What is Prostatitis?
Prostatitis is an illness, which affects the gland called prostate. It performs many functions in the male body. One of its chief functions is the production of the liquid that ensures that the sperm is in healthy condition until it reaches the vagina. Apart from that, the prostate gland also protects males from various sorts of urinary infections.
Prostatitis refers to the swelling of the prostate gland. The term covers all the disorders of the prostate that share similar symptoms. Until sometime ago, it was thought that these symptoms were primarily the results of the bacterial infection of the prostate. However, the fact is that bacterial infection is responsible for only 5% of the prostatitis cases.
Doctors are very clear that bacterial prostatitis is caused by a certain kind of bacteria, mostly E.Coli, and it can be diagnosed quite easily. However, they have not been able to discover why some men suffer from the more prevalent non-bacterial type of prostatitis known as chronic pelvic pain syndrome (CPPS). This variation of prostatitis persists for many weeks or more, and then it vanishes only to come back again. Around 90% of the men, who are told that they are suffering from prostatitis are in fact suffering from CPPS.
The Professional Guide to Diseases (9th ed.) asserts that about 1 in 3 men who are more than 50 years old, suffer from chronic prostatitis while 50% of men will develop prostatitis at some time or other.
Every year around 2 million people opt for treatment for prostatitis. The National Institutes of Health (NIH) reveals that around 25% of the visits are made by young as well as middle-aged men in relation with prostatitis that involves the urogenital system.
Different kinds of Prostatitis
Presently, medical science has been able to detect four kinds of prostatitis. Each of these types induces certain kinds of symptoms. The following paragraphs explain the known variations of prostatitis:
According to NIH, prostatitis can be categorized into 4 types with each type having a few unique symptoms. The common symptoms range from trouble in beginning the urinary stream, burning sensation and/or pain while urinating, repeated nocturnal urination and dribbling after urination.
Type 1: Acute Bacterial Prostatitis
Though this type of prostatitis strikes rarely, it is the most critical form. The symptoms that are typical to it are pain in the pelvic region and pain during ejaculation.
It can occur at any age but middle-aged and elderly men are more prone to it. Since it is caused by bacteria, the infection can move around the body. This acute from of the disease also often comes with chills, nausea and vomiting. They are generally treated with antibiotics and require urgent medical assistance.
Type 2: Chronic Bacterial Prostatitis
Just like acute bacterial prostatitis, chronic bacterial prostatitis is also a result of bacterial infection. It can persist for months. The patients of this form suffer from urinary tract infections apart from the common symptoms. Antibiotics usually used for treating this type of prostatitis.
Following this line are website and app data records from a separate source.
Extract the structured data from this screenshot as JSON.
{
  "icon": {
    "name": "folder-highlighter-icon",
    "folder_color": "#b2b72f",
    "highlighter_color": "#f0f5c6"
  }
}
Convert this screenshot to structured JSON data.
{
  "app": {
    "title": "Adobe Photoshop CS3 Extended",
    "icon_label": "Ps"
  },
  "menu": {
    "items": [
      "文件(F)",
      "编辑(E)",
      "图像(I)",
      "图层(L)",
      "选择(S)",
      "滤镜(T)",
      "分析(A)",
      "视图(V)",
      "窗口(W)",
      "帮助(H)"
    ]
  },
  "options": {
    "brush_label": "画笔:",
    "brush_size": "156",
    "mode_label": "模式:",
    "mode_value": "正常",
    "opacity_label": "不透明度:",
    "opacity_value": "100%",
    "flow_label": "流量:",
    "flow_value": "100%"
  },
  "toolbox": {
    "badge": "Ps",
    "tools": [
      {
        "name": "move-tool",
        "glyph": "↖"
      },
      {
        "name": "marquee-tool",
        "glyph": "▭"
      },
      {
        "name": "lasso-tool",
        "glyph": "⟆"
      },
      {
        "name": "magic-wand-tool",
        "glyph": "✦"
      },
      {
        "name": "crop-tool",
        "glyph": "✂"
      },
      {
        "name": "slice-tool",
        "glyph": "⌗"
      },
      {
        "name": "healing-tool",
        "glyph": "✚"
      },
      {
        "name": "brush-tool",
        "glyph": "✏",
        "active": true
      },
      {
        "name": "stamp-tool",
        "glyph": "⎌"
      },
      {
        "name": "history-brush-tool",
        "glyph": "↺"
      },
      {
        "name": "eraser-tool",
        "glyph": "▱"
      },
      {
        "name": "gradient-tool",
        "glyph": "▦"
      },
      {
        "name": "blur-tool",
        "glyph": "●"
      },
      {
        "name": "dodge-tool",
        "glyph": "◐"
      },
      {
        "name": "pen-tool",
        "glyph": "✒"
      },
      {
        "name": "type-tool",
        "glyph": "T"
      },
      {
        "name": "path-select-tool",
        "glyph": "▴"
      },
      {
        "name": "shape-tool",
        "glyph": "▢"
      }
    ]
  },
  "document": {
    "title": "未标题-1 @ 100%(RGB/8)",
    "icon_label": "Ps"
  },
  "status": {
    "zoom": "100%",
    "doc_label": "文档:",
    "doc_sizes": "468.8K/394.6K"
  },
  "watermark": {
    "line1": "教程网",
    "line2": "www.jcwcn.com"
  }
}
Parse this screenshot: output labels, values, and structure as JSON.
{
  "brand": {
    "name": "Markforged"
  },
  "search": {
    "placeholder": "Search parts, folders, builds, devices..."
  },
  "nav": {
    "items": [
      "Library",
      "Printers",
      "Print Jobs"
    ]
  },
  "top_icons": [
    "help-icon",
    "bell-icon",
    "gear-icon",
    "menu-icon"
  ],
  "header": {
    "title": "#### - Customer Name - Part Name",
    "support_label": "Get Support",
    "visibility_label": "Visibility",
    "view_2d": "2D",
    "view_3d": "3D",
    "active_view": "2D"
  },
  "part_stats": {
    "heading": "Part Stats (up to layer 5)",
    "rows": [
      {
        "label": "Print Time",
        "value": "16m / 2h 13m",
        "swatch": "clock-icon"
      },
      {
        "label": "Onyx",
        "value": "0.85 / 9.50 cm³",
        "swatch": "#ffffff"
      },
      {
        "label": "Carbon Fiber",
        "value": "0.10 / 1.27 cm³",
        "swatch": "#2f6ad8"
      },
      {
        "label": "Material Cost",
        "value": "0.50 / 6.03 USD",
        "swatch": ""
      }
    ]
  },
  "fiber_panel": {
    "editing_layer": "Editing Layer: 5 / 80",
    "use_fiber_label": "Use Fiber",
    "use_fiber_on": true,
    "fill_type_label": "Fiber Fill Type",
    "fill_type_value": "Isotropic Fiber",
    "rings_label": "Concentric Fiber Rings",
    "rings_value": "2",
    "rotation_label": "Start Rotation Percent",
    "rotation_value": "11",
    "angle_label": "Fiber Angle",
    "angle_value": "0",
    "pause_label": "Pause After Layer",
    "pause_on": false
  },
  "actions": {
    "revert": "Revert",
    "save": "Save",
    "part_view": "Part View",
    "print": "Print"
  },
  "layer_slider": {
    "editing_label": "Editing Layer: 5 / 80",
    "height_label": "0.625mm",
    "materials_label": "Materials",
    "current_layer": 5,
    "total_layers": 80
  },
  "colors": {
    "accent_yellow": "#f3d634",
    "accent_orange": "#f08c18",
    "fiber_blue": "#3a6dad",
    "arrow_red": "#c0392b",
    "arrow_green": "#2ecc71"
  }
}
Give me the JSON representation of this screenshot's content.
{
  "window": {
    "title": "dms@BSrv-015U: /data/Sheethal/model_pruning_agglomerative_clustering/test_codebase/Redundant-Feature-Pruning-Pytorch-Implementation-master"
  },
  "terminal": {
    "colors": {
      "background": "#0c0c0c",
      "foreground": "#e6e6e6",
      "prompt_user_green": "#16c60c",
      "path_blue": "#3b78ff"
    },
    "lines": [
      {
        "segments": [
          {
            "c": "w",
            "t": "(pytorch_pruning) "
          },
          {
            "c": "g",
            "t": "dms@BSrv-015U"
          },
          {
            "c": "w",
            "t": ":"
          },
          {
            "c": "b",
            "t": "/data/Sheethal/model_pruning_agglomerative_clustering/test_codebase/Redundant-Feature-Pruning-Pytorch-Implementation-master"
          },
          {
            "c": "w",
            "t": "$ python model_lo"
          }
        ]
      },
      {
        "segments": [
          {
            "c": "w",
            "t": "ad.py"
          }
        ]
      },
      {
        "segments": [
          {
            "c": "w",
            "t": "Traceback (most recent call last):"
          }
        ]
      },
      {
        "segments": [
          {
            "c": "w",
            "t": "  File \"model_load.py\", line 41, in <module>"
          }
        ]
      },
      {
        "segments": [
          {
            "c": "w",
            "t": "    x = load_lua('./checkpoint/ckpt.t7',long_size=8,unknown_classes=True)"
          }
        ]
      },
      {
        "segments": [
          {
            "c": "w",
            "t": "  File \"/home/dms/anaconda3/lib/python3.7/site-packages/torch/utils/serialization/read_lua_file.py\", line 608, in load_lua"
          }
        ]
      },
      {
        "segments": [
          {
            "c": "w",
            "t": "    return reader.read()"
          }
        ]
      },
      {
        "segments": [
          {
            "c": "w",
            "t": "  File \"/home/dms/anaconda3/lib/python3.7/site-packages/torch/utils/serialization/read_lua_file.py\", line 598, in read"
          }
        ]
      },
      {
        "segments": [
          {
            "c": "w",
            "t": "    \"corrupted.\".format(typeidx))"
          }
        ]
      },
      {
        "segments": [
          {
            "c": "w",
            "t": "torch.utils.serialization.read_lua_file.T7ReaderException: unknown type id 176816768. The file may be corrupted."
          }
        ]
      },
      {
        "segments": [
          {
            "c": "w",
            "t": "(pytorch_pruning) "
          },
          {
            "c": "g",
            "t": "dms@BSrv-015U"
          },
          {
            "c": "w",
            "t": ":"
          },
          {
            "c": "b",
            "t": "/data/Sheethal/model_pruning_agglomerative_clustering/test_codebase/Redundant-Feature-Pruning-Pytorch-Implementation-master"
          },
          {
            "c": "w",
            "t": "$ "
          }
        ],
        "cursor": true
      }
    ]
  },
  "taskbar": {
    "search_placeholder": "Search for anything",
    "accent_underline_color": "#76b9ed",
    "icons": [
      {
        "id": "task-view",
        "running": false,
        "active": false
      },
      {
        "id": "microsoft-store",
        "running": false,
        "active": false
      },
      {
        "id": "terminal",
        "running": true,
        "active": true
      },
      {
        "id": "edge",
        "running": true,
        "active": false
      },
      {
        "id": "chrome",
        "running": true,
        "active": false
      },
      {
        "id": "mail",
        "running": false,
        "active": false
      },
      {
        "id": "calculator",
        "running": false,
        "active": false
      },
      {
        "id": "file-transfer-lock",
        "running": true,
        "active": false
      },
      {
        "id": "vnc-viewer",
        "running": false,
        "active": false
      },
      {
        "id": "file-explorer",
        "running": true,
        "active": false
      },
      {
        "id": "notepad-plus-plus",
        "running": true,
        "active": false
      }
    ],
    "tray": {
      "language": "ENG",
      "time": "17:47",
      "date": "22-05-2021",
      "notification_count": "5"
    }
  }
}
The long-term problems associated with this condition very often are poor quality of life, semen abnormalities, and impotence. However, the symptoms of this type of prostatitis are not consistent; there are times when the patients do not suffer from any symptoms at all. This feature makes this form very difficult to be diagnosed as the bacteria may not be evident in the urine all the time.
It has still not been established why some men are susceptible to chronic bacterial prostatitis while other men aren’t. According to a theory some men are more vulnerable to infections or the bacteria succeed in surviving in the prostates and doesn’t respond to the antibiotics.
Type 3: Chronic non-bacterial prostatitis / CPPS
The chronic pelvic pain syndrome is the most prevalent form of prostatitis. The additional symptom that characterizes this form is appearance of blood in the urine.
This kind of prostatitis has been further divided into two forms:
First form 3A is more common, there is swelling in the prostate and increase in the white blood cell count in the gland.
Second form 3B type does not cause any inflammation in the prostate.
The patient is officially diagnosed with CPPS when the symptoms are noticed for minimum 3 months and they keep coming and going. Just as in the case of chronic bacterial prostatitis, the doctors are not sure as to what makes some men susceptible to CPPS.
A few experts suggest that this type of prostatitis is caused by germs that are not easily detected. Others believe that it may be caused by the poorly functioning muscles or nerves located in the prostate, a non-conforming immune system, uric acid and other substances that reach the prostate through blood and cause irritation to the gland.
Some patients find improvement in their condition without resorting to any treatment. Others revert to pain killers and avoid the symptom-triggering foods. Many practice prostate massage that improves the blood flow in the region and alleviates symptoms. Some men follow alternative treatments like exercises for relaxation and acupuncture. And if nothing works and the symptoms are too severe to endure, the patients may opt for TURP (Transurethral Resection of the Prostate) and TUMT (Transurethral Microwave Thermotherapy).
Type 4: Asymptomatic inflammatory prostatitis
This type of prostatitis develops in men with already inflamed prostate and escalated PSA (Prostate Specific Antigen) This type of condition doesn’t really have any specific symptoms and may be difficult to detect. When they are treated with antibiotics, the PSA levels of these patients become normal again within 4-6 weeks.